Chinese regulators recently initiated an investigation into monopolistic conduct by Alibaba, and then threatened to penalize Tencent for misreporting acquisitions and investments for antitrust reviews.
Big Tech is on the hot seat in both the U.S. and China. Chinese regulators recently initiated an investigation into monopolistic conduct by Alibaba Group Holding Ltd. They then threatened to penalize Tencent Holdings Ltd. for misreporting acquisitions and investments for antitrust reviews.

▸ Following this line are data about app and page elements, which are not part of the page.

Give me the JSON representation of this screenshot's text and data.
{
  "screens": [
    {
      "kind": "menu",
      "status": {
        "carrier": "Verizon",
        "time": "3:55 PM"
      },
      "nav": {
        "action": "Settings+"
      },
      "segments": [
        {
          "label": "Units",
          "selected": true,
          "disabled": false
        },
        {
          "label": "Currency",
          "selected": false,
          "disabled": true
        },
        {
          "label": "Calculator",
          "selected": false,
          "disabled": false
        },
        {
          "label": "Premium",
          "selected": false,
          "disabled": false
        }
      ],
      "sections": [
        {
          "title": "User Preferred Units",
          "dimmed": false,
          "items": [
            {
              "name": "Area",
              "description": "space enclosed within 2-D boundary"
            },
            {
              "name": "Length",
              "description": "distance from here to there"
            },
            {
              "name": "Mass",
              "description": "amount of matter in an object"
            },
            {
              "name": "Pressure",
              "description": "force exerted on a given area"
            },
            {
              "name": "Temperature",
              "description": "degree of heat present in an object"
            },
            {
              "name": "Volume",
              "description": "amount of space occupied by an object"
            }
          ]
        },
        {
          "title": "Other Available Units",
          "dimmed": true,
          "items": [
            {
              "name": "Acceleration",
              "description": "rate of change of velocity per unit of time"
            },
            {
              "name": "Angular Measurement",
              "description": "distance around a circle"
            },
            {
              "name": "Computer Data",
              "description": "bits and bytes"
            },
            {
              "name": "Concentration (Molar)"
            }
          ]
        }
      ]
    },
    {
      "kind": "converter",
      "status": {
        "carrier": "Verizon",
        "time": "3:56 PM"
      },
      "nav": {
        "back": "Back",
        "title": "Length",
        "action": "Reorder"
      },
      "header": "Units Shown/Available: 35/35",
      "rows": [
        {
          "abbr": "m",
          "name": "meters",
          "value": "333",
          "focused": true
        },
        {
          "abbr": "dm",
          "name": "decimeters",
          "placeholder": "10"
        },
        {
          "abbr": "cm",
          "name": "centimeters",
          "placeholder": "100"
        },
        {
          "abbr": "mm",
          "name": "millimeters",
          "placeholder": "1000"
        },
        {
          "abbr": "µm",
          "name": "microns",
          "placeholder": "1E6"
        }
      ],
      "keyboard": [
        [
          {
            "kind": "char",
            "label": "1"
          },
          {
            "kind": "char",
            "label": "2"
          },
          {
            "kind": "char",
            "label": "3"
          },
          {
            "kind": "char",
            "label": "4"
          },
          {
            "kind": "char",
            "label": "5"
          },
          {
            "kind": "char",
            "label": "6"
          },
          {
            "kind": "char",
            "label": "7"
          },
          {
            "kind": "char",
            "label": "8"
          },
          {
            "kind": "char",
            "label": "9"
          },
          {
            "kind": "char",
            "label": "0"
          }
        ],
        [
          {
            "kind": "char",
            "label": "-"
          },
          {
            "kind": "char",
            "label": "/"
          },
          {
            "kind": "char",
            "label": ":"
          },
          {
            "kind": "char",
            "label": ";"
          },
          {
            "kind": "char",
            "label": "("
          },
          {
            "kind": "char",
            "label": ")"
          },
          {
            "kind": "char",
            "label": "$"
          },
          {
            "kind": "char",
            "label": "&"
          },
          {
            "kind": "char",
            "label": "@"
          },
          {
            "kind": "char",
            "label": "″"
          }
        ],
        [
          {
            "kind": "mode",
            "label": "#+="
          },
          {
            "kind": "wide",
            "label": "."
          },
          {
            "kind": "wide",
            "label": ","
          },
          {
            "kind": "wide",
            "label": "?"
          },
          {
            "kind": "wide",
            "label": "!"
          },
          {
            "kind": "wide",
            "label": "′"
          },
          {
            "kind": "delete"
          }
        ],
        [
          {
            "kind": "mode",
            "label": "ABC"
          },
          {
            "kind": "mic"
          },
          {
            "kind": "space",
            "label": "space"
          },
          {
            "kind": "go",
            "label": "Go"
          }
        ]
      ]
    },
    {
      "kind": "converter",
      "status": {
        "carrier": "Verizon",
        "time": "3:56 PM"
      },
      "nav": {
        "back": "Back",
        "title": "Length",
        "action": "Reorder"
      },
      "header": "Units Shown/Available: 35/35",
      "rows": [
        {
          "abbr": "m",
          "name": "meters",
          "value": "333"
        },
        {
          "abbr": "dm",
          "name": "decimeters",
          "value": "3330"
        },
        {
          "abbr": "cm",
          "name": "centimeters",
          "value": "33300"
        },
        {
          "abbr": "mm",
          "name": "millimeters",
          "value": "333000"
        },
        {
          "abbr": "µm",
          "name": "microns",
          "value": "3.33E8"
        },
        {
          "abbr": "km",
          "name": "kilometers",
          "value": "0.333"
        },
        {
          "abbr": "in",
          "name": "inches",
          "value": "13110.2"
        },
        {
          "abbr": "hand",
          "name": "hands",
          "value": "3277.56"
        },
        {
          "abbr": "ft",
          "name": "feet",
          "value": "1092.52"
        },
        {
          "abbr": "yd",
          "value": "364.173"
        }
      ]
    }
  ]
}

They instructed Ant Group Co. Ltd. and Tencent’s WeChat Pay to focus on digital payments and called off Ant Group’s much ballyhooed IPO. They finalized rules for curbing monopolistic practices across the internet.
Meanwhile, the U.S. Department of Justice opened investigations into violations of antitrust law by Apple Inc. (More recently the European Commission did the same.) The House Judiciary Committee issued a report on competition in digital markets, alleging market-power abuses by e-commerce giant Amazon Inc. Facebook Inc. is accused of using its dominance of social media to suppress competitors and of employing its position in digital advertising to manipulate the market. The Justice Department has investigated Google over issues raised by its dominance of search.
As they become large relative to the economies they inhabit, it’s inevitable that these companies should attract official scrutiny. As they branch into new activities, taking advantage of information harvested from their platforms, they come to matter for all aspects of life. They matter too much for governments to allow them to simply do as they please. Continue to read the full article here
– This article originally appeared on Caixin Global.